Required action: All entries that follow are to be written out verbatim.

Provided records:

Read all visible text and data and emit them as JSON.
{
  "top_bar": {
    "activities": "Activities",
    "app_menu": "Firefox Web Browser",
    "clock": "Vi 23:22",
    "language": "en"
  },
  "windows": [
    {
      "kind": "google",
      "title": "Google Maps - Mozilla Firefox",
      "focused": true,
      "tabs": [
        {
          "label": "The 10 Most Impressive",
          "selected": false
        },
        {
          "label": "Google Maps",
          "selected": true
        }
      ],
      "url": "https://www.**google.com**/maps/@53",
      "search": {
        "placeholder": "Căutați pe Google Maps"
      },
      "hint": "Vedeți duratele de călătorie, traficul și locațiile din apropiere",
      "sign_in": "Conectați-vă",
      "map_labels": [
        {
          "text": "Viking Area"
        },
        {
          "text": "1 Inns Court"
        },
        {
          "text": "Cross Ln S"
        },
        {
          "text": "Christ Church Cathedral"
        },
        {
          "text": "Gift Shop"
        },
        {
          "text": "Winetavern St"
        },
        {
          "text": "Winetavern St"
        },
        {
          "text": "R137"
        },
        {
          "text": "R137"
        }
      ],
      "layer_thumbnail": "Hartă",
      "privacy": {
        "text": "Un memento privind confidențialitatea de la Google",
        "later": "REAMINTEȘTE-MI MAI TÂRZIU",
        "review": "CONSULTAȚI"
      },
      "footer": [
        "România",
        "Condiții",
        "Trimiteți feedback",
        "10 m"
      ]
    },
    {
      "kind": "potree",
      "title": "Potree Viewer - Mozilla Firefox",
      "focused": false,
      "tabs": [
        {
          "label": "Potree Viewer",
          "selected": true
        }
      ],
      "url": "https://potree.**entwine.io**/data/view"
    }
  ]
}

Your response:
Read all visible text and data and emit them as JSON.
{
  "top_bar": {
    "activities": "Activities",
    "app_menu": "Firefox Web Browser",
    "clock": "Vi 23:22",
    "language": "en"
  },
  "windows": [
    {
      "kind": "google",
      "title": "Google Maps - Mozilla Firefox",
      "focused": true,
      "tabs": [
        {
          "label": "The 10 Most Impressive",
          "selected": false
        },
        {
          "label": "Google Maps",
          "selected": true
        }
      ],
      "url": "https://www.**google.com**/maps/@53",
      "search": {
        "placeholder": "Căutați pe Google Maps"
      },
      "hint": "Vedeți duratele de călătorie, traficul și locațiile din apropiere",
      "sign_in": "Conectați-vă",
      "map_labels": [
        {
          "text": "Viking Area"
        },
        {
          "text": "1 Inns Court"
        },
        {
          "text": "Cross Ln S"
        },
        {
          "text": "Christ Church Cathedral"
        },
        {
          "text": "Gift Shop"
        },
        {
          "text": "Winetavern St"
        },
        {
          "text": "Winetavern St"
        },
        {
          "text": "R137"
        },
        {
          "text": "R137"
        }
      ],
      "layer_thumbnail": "Hartă",
      "privacy": {
        "text": "Un memento privind confidențialitatea de la Google",
        "later": "REAMINTEȘTE-MI MAI TÂRZIU",
        "review": "CONSULTAȚI"
      },
      "footer": [
        "România",
        "Condiții",
        "Trimiteți feedback",
        "10 m"
      ]
    },
    {
      "kind": "potree",
      "title": "Potree Viewer - Mozilla Firefox",
      "focused": false,
      "tabs": [
        {
          "label": "Potree Viewer",
          "selected": true
        }
      ],
      "url": "https://potree.**entwine.io**/data/view"
    }
  ]
}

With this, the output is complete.